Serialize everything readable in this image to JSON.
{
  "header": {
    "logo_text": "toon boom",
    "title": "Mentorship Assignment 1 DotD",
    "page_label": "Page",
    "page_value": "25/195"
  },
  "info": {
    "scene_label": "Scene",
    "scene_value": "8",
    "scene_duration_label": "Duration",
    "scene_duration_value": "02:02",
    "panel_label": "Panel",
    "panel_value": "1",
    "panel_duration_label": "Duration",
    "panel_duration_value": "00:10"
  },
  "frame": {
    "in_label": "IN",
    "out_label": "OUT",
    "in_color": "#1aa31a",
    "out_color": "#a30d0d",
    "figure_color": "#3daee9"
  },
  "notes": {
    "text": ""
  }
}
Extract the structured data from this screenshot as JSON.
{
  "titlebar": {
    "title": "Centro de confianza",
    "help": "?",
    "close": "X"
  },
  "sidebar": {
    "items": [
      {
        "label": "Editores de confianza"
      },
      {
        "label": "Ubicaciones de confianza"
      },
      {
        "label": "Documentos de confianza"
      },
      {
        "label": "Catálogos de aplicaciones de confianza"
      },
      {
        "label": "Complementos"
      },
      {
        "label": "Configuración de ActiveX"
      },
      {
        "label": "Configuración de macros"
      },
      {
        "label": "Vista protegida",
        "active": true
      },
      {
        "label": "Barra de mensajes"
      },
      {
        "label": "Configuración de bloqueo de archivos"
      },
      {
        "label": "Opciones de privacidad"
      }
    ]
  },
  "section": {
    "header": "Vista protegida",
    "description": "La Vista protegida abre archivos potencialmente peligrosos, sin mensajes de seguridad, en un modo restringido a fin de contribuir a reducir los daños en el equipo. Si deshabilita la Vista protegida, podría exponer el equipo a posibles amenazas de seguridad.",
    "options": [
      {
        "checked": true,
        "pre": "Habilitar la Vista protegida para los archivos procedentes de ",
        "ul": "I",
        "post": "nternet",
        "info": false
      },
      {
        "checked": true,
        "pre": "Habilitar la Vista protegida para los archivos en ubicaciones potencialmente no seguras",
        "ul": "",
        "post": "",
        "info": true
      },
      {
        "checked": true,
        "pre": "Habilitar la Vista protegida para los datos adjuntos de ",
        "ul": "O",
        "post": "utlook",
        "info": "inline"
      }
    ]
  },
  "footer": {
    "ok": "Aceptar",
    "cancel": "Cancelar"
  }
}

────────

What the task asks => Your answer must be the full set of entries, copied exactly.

Solution to this task =>
Serialize everything readable in this image to JSON.
{
  "header": {
    "logo_text": "toon boom",
    "title": "Mentorship Assignment 1 DotD",
    "page_label": "Page",
    "page_value": "25/195"
  },
  "info": {
    "scene_label": "Scene",
    "scene_value": "8",
    "scene_duration_label": "Duration",
    "scene_duration_value": "02:02",
    "panel_label": "Panel",
    "panel_value": "1",
    "panel_duration_label": "Duration",
    "panel_duration_value": "00:10"
  },
  "frame": {
    "in_label": "IN",
    "out_label": "OUT",
    "in_color": "#1aa31a",
    "out_color": "#a30d0d",
    "figure_color": "#3daee9"
  },
  "notes": {
    "text": ""
  }
}
Extract the structured data from this screenshot as JSON.
{
  "titlebar": {
    "title": "Centro de confianza",
    "help": "?",
    "close": "X"
  },
  "sidebar": {
    "items": [
      {
        "label": "Editores de confianza"
      },
      {
        "label": "Ubicaciones de confianza"
      },
      {
        "label": "Documentos de confianza"
      },
      {
        "label": "Catálogos de aplicaciones de confianza"
      },
      {
        "label": "Complementos"
      },
      {
        "label": "Configuración de ActiveX"
      },
      {
        "label": "Configuración de macros"
      },
      {
        "label": "Vista protegida",
        "active": true
      },
      {
        "label": "Barra de mensajes"
      },
      {
        "label": "Configuración de bloqueo de archivos"
      },
      {
        "label": "Opciones de privacidad"
      }
    ]
  },
  "section": {
    "header": "Vista protegida",
    "description": "La Vista protegida abre archivos potencialmente peligrosos, sin mensajes de seguridad, en un modo restringido a fin de contribuir a reducir los daños en el equipo. Si deshabilita la Vista protegida, podría exponer el equipo a posibles amenazas de seguridad.",
    "options": [
      {
        "checked": true,
        "pre": "Habilitar la Vista protegida para los archivos procedentes de ",
        "ul": "I",
        "post": "nternet",
        "info": false
      },
      {
        "checked": true,
        "pre": "Habilitar la Vista protegida para los archivos en ubicaciones potencialmente no seguras",
        "ul": "",
        "post": "",
        "info": true
      },
      {
        "checked": true,
        "pre": "Habilitar la Vista protegida para los datos adjuntos de ",
        "ul": "O",
        "post": "utlook",
        "info": "inline"
      }
    ]
  },
  "footer": {
    "ok": "Aceptar",
    "cancel": "Cancelar"
  }
}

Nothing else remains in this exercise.